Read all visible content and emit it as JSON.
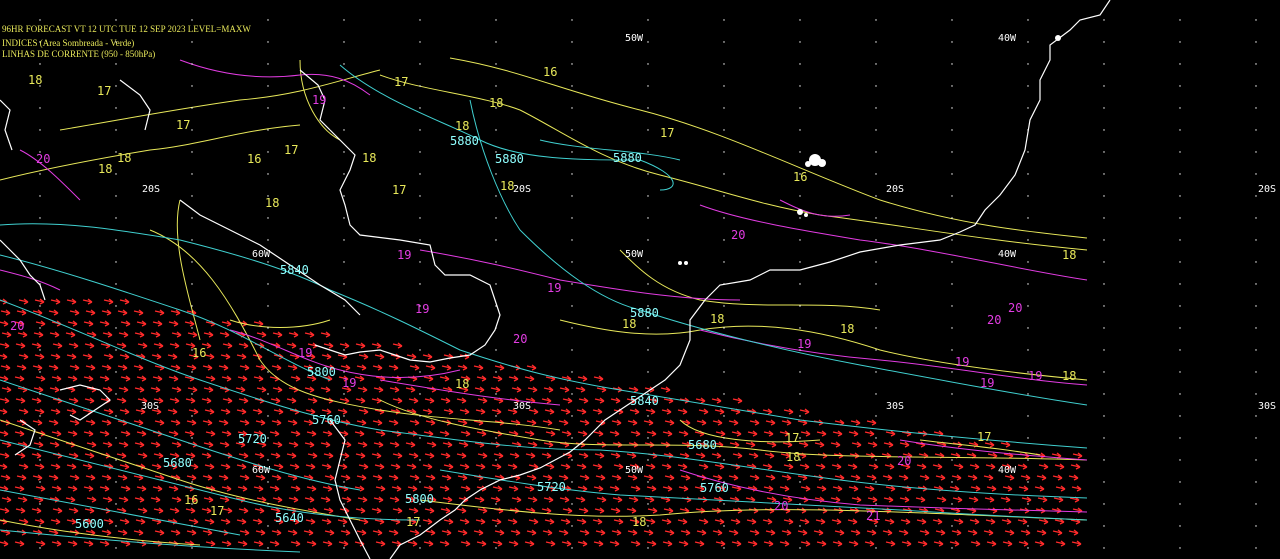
{
  "header": {
    "title": "96HR FORECAST    VT 12 UTC TUE 12 SEP 2023    LEVEL=MAXW",
    "line2": "INDICES (Area Sombreada - Verde)",
    "line3": "LINHAS DE CORRENTE (950 - 850hPa)"
  },
  "colors": {
    "background": "#000000",
    "coastline": "#ffffff",
    "geopotential": "#40d0d0",
    "yellow_field": "#e8e85a",
    "magenta_field": "#e23ce2",
    "wind_arrows": "#ff2a2a"
  },
  "grid_labels": {
    "lon_top": [
      "50W",
      "40W"
    ],
    "lat_20": [
      "20S",
      "20S",
      "20S",
      "20S"
    ],
    "lon_mid": [
      "60W",
      "50W",
      "40W"
    ],
    "lat_30": [
      "30S",
      "30S",
      "30S",
      "30S"
    ],
    "lon_low": [
      "60W",
      "50W",
      "40W"
    ]
  },
  "geopotential_labels": [
    "5880",
    "5880",
    "5880",
    "5840",
    "5880",
    "5800",
    "5840",
    "5760",
    "5720",
    "5680",
    "5800",
    "5760",
    "5720",
    "5640",
    "5680",
    "5600"
  ],
  "yellow_labels": [
    "16",
    "18",
    "17",
    "17",
    "16",
    "18",
    "18",
    "17",
    "18",
    "18",
    "18",
    "17",
    "16",
    "17",
    "18",
    "18",
    "18",
    "17",
    "18",
    "18",
    "18",
    "17",
    "16",
    "18",
    "18",
    "18",
    "17",
    "18",
    "16",
    "17",
    "17"
  ],
  "magenta_labels": [
    "19",
    "19",
    "20",
    "19",
    "19",
    "19",
    "20",
    "19",
    "19",
    "20",
    "20",
    "19",
    "19",
    "19",
    "20",
    "20",
    "20",
    "21",
    "20"
  ]
}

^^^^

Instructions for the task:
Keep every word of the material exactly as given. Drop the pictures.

Exercise result:
Read all visible content and emit it as JSON.
{
  "header": {
    "title": "96HR FORECAST    VT 12 UTC TUE 12 SEP 2023    LEVEL=MAXW",
    "line2": "INDICES (Area Sombreada - Verde)",
    "line3": "LINHAS DE CORRENTE (950 - 850hPa)"
  },
  "colors": {
    "background": "#000000",
    "coastline": "#ffffff",
    "geopotential": "#40d0d0",
    "yellow_field": "#e8e85a",
    "magenta_field": "#e23ce2",
    "wind_arrows": "#ff2a2a"
  },
  "grid_labels": {
    "lon_top": [
      "50W",
      "40W"
    ],
    "lat_20": [
      "20S",
      "20S",
      "20S",
      "20S"
    ],
    "lon_mid": [
      "60W",
      "50W",
      "40W"
    ],
    "lat_30": [
      "30S",
      "30S",
      "30S",
      "30S"
    ],
    "lon_low": [
      "60W",
      "50W",
      "40W"
    ]
  },
  "geopotential_labels": [
    "5880",
    "5880",
    "5880",
    "5840",
    "5880",
    "5800",
    "5840",
    "5760",
    "5720",
    "5680",
    "5800",
    "5760",
    "5720",
    "5640",
    "5680",
    "5600"
  ],
  "yellow_labels": [
    "16",
    "18",
    "17",
    "17",
    "16",
    "18",
    "18",
    "17",
    "18",
    "18",
    "18",
    "17",
    "16",
    "17",
    "18",
    "18",
    "18",
    "17",
    "18",
    "18",
    "18",
    "17",
    "16",
    "18",
    "18",
    "18",
    "17",
    "18",
    "16",
    "17",
    "17"
  ],
  "magenta_labels": [
    "19",
    "19",
    "20",
    "19",
    "19",
    "19",
    "20",
    "19",
    "19",
    "20",
    "20",
    "19",
    "19",
    "19",
    "20",
    "20",
    "20",
    "21",
    "20"
  ]
}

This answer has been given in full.